TASK GOAL: The full listing should be set down again precisely.

---------- INFORMATION ----------

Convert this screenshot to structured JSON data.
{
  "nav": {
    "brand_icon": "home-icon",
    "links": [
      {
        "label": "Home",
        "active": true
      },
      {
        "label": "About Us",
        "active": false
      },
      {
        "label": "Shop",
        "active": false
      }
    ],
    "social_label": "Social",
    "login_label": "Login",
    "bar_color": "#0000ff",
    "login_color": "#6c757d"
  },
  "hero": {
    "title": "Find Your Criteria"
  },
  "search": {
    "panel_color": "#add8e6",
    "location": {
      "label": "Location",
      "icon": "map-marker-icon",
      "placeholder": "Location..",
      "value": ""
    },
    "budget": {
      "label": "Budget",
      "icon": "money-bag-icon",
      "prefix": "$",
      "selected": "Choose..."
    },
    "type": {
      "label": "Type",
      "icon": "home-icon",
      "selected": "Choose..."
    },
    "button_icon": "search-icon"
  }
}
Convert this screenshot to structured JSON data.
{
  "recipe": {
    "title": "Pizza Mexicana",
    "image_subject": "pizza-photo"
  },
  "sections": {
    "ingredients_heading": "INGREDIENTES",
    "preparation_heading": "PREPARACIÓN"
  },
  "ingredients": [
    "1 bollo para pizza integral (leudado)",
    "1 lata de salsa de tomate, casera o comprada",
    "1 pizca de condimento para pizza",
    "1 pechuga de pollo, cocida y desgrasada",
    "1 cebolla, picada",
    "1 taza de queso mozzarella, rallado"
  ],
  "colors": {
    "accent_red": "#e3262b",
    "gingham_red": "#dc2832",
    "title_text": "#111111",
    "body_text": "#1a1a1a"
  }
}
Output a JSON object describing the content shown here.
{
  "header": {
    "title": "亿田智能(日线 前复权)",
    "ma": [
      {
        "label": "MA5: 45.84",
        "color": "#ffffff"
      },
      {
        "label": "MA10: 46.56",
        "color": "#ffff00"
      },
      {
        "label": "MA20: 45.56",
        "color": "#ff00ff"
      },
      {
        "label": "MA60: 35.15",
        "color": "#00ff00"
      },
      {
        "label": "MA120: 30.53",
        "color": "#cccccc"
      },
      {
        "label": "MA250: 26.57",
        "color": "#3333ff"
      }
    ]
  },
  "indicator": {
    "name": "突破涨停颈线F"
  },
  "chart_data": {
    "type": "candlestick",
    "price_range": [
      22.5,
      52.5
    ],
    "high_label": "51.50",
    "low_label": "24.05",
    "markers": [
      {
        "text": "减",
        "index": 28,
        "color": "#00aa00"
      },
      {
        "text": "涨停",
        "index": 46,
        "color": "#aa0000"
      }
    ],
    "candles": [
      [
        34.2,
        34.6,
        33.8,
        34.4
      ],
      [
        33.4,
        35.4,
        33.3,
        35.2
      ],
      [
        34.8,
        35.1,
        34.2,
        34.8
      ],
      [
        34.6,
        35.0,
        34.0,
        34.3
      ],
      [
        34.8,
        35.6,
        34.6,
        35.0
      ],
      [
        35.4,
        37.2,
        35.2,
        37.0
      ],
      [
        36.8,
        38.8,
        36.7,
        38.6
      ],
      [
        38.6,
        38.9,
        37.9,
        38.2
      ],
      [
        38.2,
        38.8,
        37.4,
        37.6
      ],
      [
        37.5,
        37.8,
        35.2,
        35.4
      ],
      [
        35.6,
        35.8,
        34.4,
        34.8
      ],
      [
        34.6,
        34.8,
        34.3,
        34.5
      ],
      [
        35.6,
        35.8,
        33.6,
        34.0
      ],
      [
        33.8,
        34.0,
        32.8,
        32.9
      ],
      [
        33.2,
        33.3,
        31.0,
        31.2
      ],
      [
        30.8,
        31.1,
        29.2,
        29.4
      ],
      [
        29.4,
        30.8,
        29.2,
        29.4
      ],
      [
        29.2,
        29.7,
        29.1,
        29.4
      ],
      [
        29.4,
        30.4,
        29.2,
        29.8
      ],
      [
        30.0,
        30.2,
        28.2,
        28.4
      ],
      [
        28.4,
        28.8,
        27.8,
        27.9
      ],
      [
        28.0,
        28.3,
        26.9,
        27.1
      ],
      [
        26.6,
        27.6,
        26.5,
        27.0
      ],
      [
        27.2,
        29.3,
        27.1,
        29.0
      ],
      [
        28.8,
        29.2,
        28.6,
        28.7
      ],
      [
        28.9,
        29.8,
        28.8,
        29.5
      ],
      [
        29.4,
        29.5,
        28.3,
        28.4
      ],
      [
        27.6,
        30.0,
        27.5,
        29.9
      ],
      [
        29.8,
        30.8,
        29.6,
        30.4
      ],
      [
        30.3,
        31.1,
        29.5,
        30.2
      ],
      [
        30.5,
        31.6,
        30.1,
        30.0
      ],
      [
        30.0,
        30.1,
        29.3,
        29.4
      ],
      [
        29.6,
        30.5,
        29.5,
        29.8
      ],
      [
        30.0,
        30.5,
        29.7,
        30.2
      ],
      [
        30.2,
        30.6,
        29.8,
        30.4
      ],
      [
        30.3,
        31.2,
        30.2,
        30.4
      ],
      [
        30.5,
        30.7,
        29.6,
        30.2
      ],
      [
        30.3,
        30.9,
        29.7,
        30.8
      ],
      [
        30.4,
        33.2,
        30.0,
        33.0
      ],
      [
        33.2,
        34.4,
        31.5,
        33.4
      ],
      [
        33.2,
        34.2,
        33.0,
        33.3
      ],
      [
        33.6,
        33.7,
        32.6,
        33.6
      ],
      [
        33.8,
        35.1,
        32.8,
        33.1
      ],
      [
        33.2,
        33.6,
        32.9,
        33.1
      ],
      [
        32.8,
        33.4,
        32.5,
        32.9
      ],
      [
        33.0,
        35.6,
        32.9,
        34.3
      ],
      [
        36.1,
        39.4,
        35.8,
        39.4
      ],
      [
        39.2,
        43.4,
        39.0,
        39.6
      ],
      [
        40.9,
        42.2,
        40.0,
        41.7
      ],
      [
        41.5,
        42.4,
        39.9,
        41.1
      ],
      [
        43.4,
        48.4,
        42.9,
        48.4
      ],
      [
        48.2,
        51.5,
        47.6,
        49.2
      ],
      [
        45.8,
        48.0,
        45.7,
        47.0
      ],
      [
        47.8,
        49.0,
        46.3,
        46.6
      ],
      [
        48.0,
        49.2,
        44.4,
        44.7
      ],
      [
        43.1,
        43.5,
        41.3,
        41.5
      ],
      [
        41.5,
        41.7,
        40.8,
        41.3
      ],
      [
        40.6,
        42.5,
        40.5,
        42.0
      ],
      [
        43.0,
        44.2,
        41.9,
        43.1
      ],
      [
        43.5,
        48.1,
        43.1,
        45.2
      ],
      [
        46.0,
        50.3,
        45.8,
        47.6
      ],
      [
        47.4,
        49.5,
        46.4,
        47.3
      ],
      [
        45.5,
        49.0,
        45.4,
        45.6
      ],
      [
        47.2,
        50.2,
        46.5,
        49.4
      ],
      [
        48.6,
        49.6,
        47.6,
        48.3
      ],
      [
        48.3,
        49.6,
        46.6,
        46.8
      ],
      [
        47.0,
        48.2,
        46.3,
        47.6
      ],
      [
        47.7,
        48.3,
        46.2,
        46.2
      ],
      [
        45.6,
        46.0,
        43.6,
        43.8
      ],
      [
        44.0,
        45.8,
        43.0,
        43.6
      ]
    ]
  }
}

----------

SOLUTION:
Convert this screenshot to structured JSON data.
{
  "nav": {
    "brand_icon": "home-icon",
    "links": [
      {
        "label": "Home",
        "active": true
      },
      {
        "label": "About Us",
        "active": false
      },
      {
        "label": "Shop",
        "active": false
      }
    ],
    "social_label": "Social",
    "login_label": "Login",
    "bar_color": "#0000ff",
    "login_color": "#6c757d"
  },
  "hero": {
    "title": "Find Your Criteria"
  },
  "search": {
    "panel_color": "#add8e6",
    "location": {
      "label": "Location",
      "icon": "map-marker-icon",
      "placeholder": "Location..",
      "value": ""
    },
    "budget": {
      "label": "Budget",
      "icon": "money-bag-icon",
      "prefix": "$",
      "selected": "Choose..."
    },
    "type": {
      "label": "Type",
      "icon": "home-icon",
      "selected": "Choose..."
    },
    "button_icon": "search-icon"
  }
}
Convert this screenshot to structured JSON data.
{
  "recipe": {
    "title": "Pizza Mexicana",
    "image_subject": "pizza-photo"
  },
  "sections": {
    "ingredients_heading": "INGREDIENTES",
    "preparation_heading": "PREPARACIÓN"
  },
  "ingredients": [
    "1 bollo para pizza integral (leudado)",
    "1 lata de salsa de tomate, casera o comprada",
    "1 pizca de condimento para pizza",
    "1 pechuga de pollo, cocida y desgrasada",
    "1 cebolla, picada",
    "1 taza de queso mozzarella, rallado"
  ],
  "colors": {
    "accent_red": "#e3262b",
    "gingham_red": "#dc2832",
    "title_text": "#111111",
    "body_text": "#1a1a1a"
  }
}
Output a JSON object describing the content shown here.
{
  "header": {
    "title": "亿田智能(日线 前复权)",
    "ma": [
      {
        "label": "MA5: 45.84",
        "color": "#ffffff"
      },
      {
        "label": "MA10: 46.56",
        "color": "#ffff00"
      },
      {
        "label": "MA20: 45.56",
        "color": "#ff00ff"
      },
      {
        "label": "MA60: 35.15",
        "color": "#00ff00"
      },
      {
        "label": "MA120: 30.53",
        "color": "#cccccc"
      },
      {
        "label": "MA250: 26.57",
        "color": "#3333ff"
      }
    ]
  },
  "indicator": {
    "name": "突破涨停颈线F"
  },
  "chart_data": {
    "type": "candlestick",
    "price_range": [
      22.5,
      52.5
    ],
    "high_label": "51.50",
    "low_label": "24.05",
    "markers": [
      {
        "text": "减",
        "index": 28,
        "color": "#00aa00"
      },
      {
        "text": "涨停",
        "index": 46,
        "color": "#aa0000"
      }
    ],
    "candles": [
      [
        34.2,
        34.6,
        33.8,
        34.4
      ],
      [
        33.4,
        35.4,
        33.3,
        35.2
      ],
      [
        34.8,
        35.1,
        34.2,
        34.8
      ],
      [
        34.6,
        35.0,
        34.0,
        34.3
      ],
      [
        34.8,
        35.6,
        34.6,
        35.0
      ],
      [
        35.4,
        37.2,
        35.2,
        37.0
      ],
      [
        36.8,
        38.8,
        36.7,
        38.6
      ],
      [
        38.6,
        38.9,
        37.9,
        38.2
      ],
      [
        38.2,
        38.8,
        37.4,
        37.6
      ],
      [
        37.5,
        37.8,
        35.2,
        35.4
      ],
      [
        35.6,
        35.8,
        34.4,
        34.8
      ],
      [
        34.6,
        34.8,
        34.3,
        34.5
      ],
      [
        35.6,
        35.8,
        33.6,
        34.0
      ],
      [
        33.8,
        34.0,
        32.8,
        32.9
      ],
      [
        33.2,
        33.3,
        31.0,
        31.2
      ],
      [
        30.8,
        31.1,
        29.2,
        29.4
      ],
      [
        29.4,
        30.8,
        29.2,
        29.4
      ],
      [
        29.2,
        29.7,
        29.1,
        29.4
      ],
      [
        29.4,
        30.4,
        29.2,
        29.8
      ],
      [
        30.0,
        30.2,
        28.2,
        28.4
      ],
      [
        28.4,
        28.8,
        27.8,
        27.9
      ],
      [
        28.0,
        28.3,
        26.9,
        27.1
      ],
      [
        26.6,
        27.6,
        26.5,
        27.0
      ],
      [
        27.2,
        29.3,
        27.1,
        29.0
      ],
      [
        28.8,
        29.2,
        28.6,
        28.7
      ],
      [
        28.9,
        29.8,
        28.8,
        29.5
      ],
      [
        29.4,
        29.5,
        28.3,
        28.4
      ],
      [
        27.6,
        30.0,
        27.5,
        29.9
      ],
      [
        29.8,
        30.8,
        29.6,
        30.4
      ],
      [
        30.3,
        31.1,
        29.5,
        30.2
      ],
      [
        30.5,
        31.6,
        30.1,
        30.0
      ],
      [
        30.0,
        30.1,
        29.3,
        29.4
      ],
      [
        29.6,
        30.5,
        29.5,
        29.8
      ],
      [
        30.0,
        30.5,
        29.7,
        30.2
      ],
      [
        30.2,
        30.6,
        29.8,
        30.4
      ],
      [
        30.3,
        31.2,
        30.2,
        30.4
      ],
      [
        30.5,
        30.7,
        29.6,
        30.2
      ],
      [
        30.3,
        30.9,
        29.7,
        30.8
      ],
      [
        30.4,
        33.2,
        30.0,
        33.0
      ],
      [
        33.2,
        34.4,
        31.5,
        33.4
      ],
      [
        33.2,
        34.2,
        33.0,
        33.3
      ],
      [
        33.6,
        33.7,
        32.6,
        33.6
      ],
      [
        33.8,
        35.1,
        32.8,
        33.1
      ],
      [
        33.2,
        33.6,
        32.9,
        33.1
      ],
      [
        32.8,
        33.4,
        32.5,
        32.9
      ],
      [
        33.0,
        35.6,
        32.9,
        34.3
      ],
      [
        36.1,
        39.4,
        35.8,
        39.4
      ],
      [
        39.2,
        43.4,
        39.0,
        39.6
      ],
      [
        40.9,
        42.2,
        40.0,
        41.7
      ],
      [
        41.5,
        42.4,
        39.9,
        41.1
      ],
      [
        43.4,
        48.4,
        42.9,
        48.4
      ],
      [
        48.2,
        51.5,
        47.6,
        49.2
      ],
      [
        45.8,
        48.0,
        45.7,
        47.0
      ],
      [
        47.8,
        49.0,
        46.3,
        46.6
      ],
      [
        48.0,
        49.2,
        44.4,
        44.7
      ],
      [
        43.1,
        43.5,
        41.3,
        41.5
      ],
      [
        41.5,
        41.7,
        40.8,
        41.3
      ],
      [
        40.6,
        42.5,
        40.5,
        42.0
      ],
      [
        43.0,
        44.2,
        41.9,
        43.1
      ],
      [
        43.5,
        48.1,
        43.1,
        45.2
      ],
      [
        46.0,
        50.3,
        45.8,
        47.6
      ],
      [
        47.4,
        49.5,
        46.4,
        47.3
      ],
      [
        45.5,
        49.0,
        45.4,
        45.6
      ],
      [
        47.2,
        50.2,
        46.5,
        49.4
      ],
      [
        48.6,
        49.6,
        47.6,
        48.3
      ],
      [
        48.3,
        49.6,
        46.6,
        46.8
      ],
      [
        47.0,
        48.2,
        46.3,
        47.6
      ],
      [
        47.7,
        48.3,
        46.2,
        46.2
      ],
      [
        45.6,
        46.0,
        43.6,
        43.8
      ],
      [
        44.0,
        45.8,
        43.0,
        43.6
      ]
    ]
  }
}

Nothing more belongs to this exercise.